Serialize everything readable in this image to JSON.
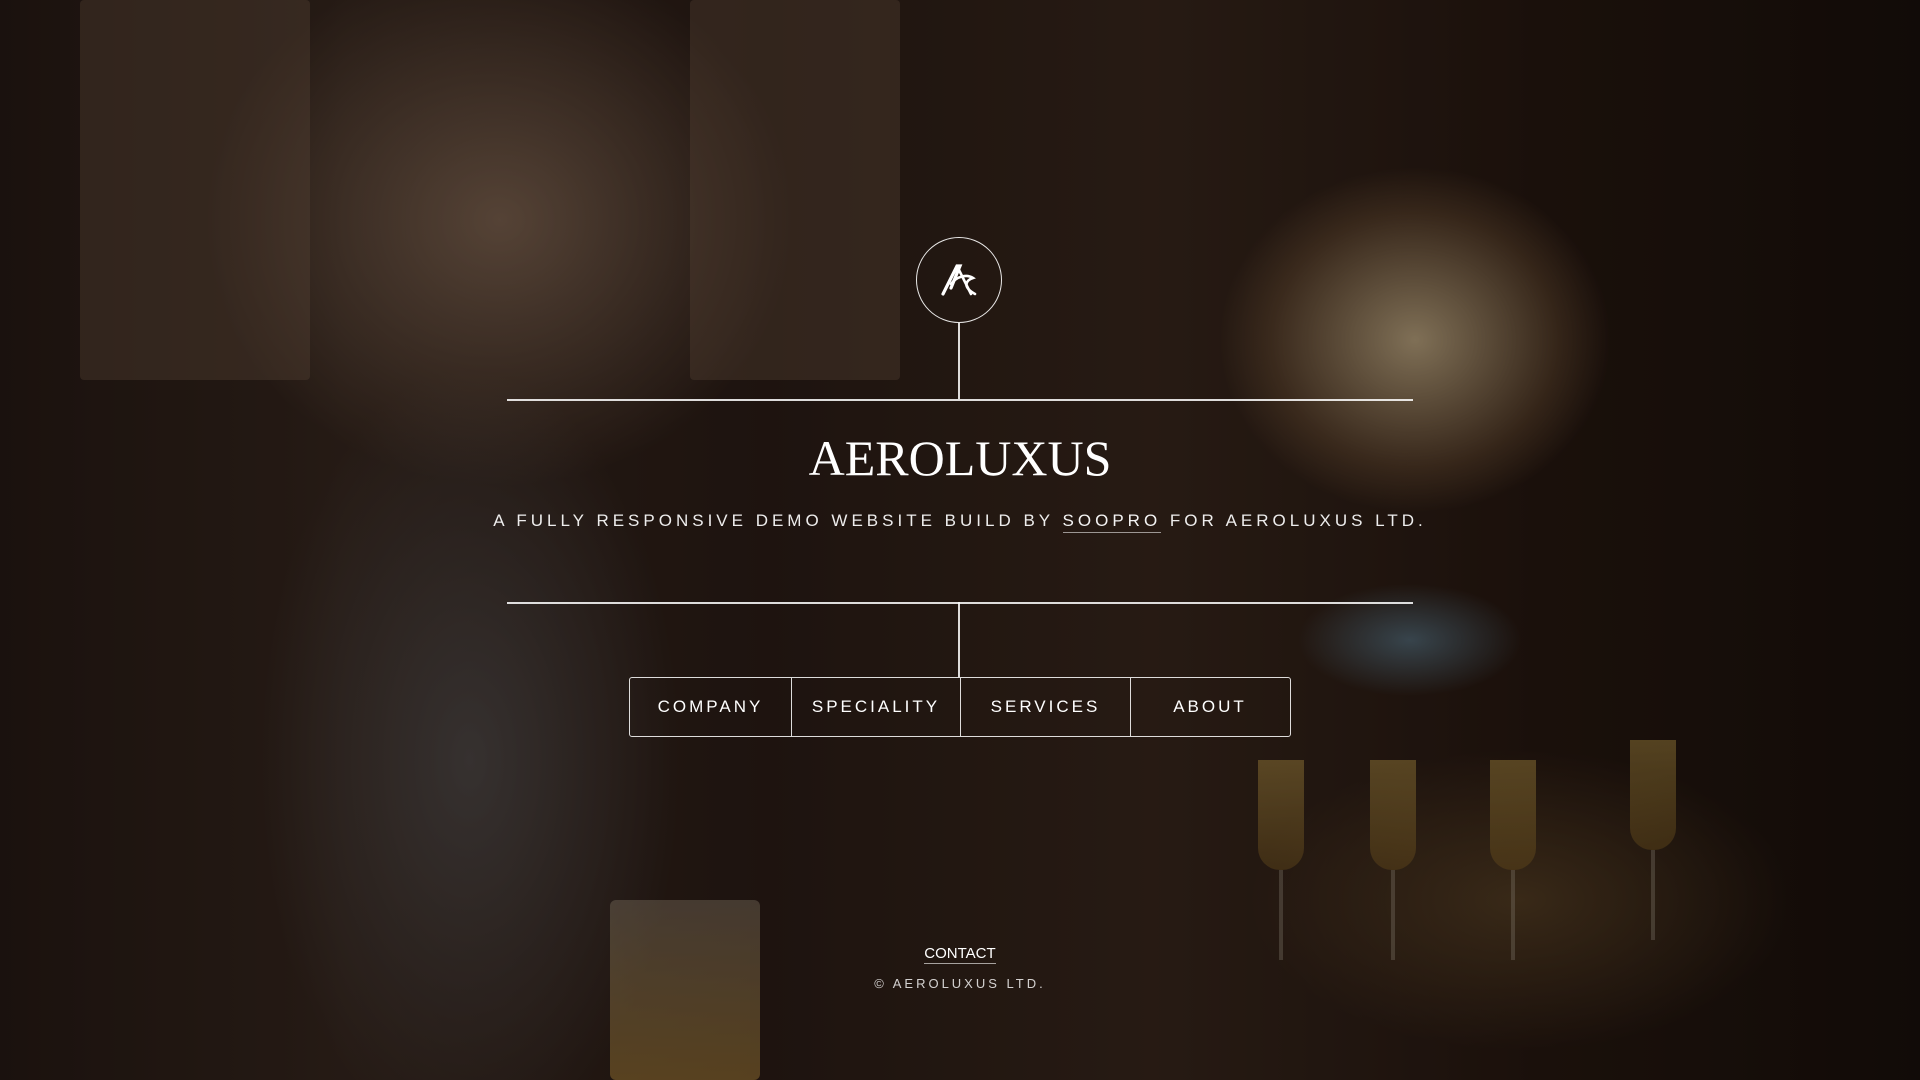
{
  "brand": {
    "name": "AEROLUXUS",
    "logo_icon": "aeroluxus-monogram-icon"
  },
  "tagline": {
    "before": "A FULLY RESPONSIVE DEMO WEBSITE BUILD BY ",
    "link": "SOOPRO",
    "after": " FOR AEROLUXUS LTD."
  },
  "nav": {
    "items": [
      {
        "label": "COMPANY"
      },
      {
        "label": "SPECIALITY"
      },
      {
        "label": "SERVICES"
      },
      {
        "label": "ABOUT"
      }
    ]
  },
  "footer": {
    "contact": "CONTACT",
    "copyright": "© AEROLUXUS LTD."
  }
}
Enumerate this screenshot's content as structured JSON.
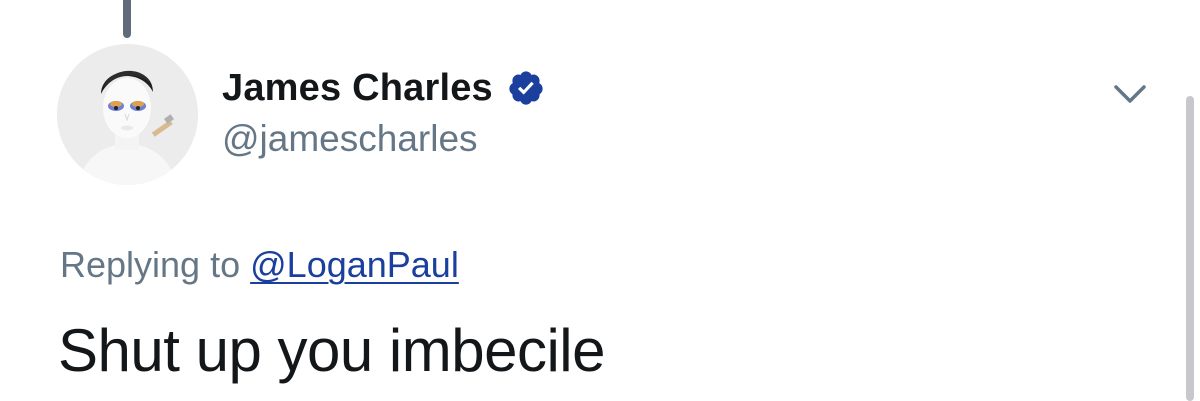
{
  "tweet": {
    "author": {
      "display_name": "James Charles",
      "handle": "@jamescharles",
      "verified": true
    },
    "reply": {
      "prefix": "Replying to",
      "mention": "@LoganPaul"
    },
    "text": "Shut up you imbecile"
  },
  "icons": {
    "verified": "verified-badge-icon",
    "more": "chevron-down-icon"
  },
  "colors": {
    "verified_blue": "#1b3f9c",
    "text_primary": "#14171a",
    "text_secondary": "#657786",
    "thread_line": "#5f6d7a"
  }
}
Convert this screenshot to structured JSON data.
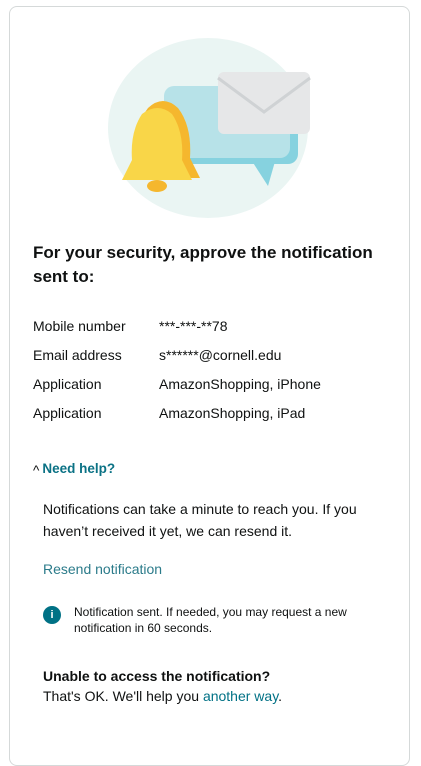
{
  "heading": "For your security, approve the notification sent to:",
  "details": [
    {
      "label": "Mobile number",
      "value": "***-***-**78"
    },
    {
      "label": "Email address",
      "value": "s******@cornell.edu"
    },
    {
      "label": "Application",
      "value": "AmazonShopping, iPhone"
    },
    {
      "label": "Application",
      "value": "AmazonShopping, iPad"
    }
  ],
  "help": {
    "caret": "^",
    "label": "Need help?"
  },
  "help_text": "Notifications can take a minute to reach you. If you haven’t received it yet, we can resend it.",
  "resend_label": "Resend notification",
  "info": {
    "icon": "info-icon",
    "text": "Notification sent. If needed, you may request a new notification in 60 seconds."
  },
  "unable": {
    "title": "Unable to access the notification?",
    "text_prefix": "That's OK. We'll help you ",
    "link": "another way",
    "text_suffix": "."
  },
  "colors": {
    "link": "#007185",
    "border": "#d5d9d9",
    "bell": "#f7d34a",
    "bubble": "#a8dde8"
  }
}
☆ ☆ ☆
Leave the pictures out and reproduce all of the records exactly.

Serialize everything readable in this image to JSON.
{
  "brand": {
    "name": "AEROLUXUS",
    "logo_icon": "aeroluxus-monogram-icon"
  },
  "tagline": {
    "before": "A FULLY RESPONSIVE DEMO WEBSITE BUILD BY ",
    "link": "SOOPRO",
    "after": " FOR AEROLUXUS LTD."
  },
  "nav": {
    "items": [
      {
        "label": "COMPANY"
      },
      {
        "label": "SPECIALITY"
      },
      {
        "label": "SERVICES"
      },
      {
        "label": "ABOUT"
      }
    ]
  },
  "footer": {
    "contact": "CONTACT",
    "copyright": "© AEROLUXUS LTD."
  }
}
Enumerate this screenshot's content as structured JSON.
{
  "tweet": {
    "author": {
      "display_name": "James Charles",
      "handle": "@jamescharles",
      "verified": true
    },
    "reply": {
      "prefix": "Replying to",
      "mention": "@LoganPaul"
    },
    "text": "Shut up you imbecile"
  },
  "icons": {
    "verified": "verified-badge-icon",
    "more": "chevron-down-icon"
  },
  "colors": {
    "verified_blue": "#1b3f9c",
    "text_primary": "#14171a",
    "text_secondary": "#657786",
    "thread_line": "#5f6d7a"
  }
}
Convert this screenshot to structured JSON data.
{
  "heading": "For your security, approve the notification sent to:",
  "details": [
    {
      "label": "Mobile number",
      "value": "***-***-**78"
    },
    {
      "label": "Email address",
      "value": "s******@cornell.edu"
    },
    {
      "label": "Application",
      "value": "AmazonShopping, iPhone"
    },
    {
      "label": "Application",
      "value": "AmazonShopping, iPad"
    }
  ],
  "help": {
    "caret": "^",
    "label": "Need help?"
  },
  "help_text": "Notifications can take a minute to reach you. If you haven’t received it yet, we can resend it.",
  "resend_label": "Resend notification",
  "info": {
    "icon": "info-icon",
    "text": "Notification sent. If needed, you may request a new notification in 60 seconds."
  },
  "unable": {
    "title": "Unable to access the notification?",
    "text_prefix": "That's OK. We'll help you ",
    "link": "another way",
    "text_suffix": "."
  },
  "colors": {
    "link": "#007185",
    "border": "#d5d9d9",
    "bell": "#f7d34a",
    "bubble": "#a8dde8"
  }
}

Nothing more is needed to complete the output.